= Beginning of Section =

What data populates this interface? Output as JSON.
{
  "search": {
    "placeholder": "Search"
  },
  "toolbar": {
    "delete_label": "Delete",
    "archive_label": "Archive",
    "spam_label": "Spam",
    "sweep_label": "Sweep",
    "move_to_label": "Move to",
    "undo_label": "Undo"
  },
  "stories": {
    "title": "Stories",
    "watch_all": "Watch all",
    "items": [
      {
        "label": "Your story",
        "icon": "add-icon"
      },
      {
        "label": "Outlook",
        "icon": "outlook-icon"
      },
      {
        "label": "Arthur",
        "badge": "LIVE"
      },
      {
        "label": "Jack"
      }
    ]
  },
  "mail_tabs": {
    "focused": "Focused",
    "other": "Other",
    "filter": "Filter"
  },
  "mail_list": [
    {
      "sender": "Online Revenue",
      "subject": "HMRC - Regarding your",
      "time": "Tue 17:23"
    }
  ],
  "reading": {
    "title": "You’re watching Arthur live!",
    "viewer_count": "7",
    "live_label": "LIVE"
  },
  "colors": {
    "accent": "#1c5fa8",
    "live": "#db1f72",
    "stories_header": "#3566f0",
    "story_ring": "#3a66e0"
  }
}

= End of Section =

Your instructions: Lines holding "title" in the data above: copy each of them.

Worked solution:
    "title": "Stories",
    "title": "You’re watching Arthur live!",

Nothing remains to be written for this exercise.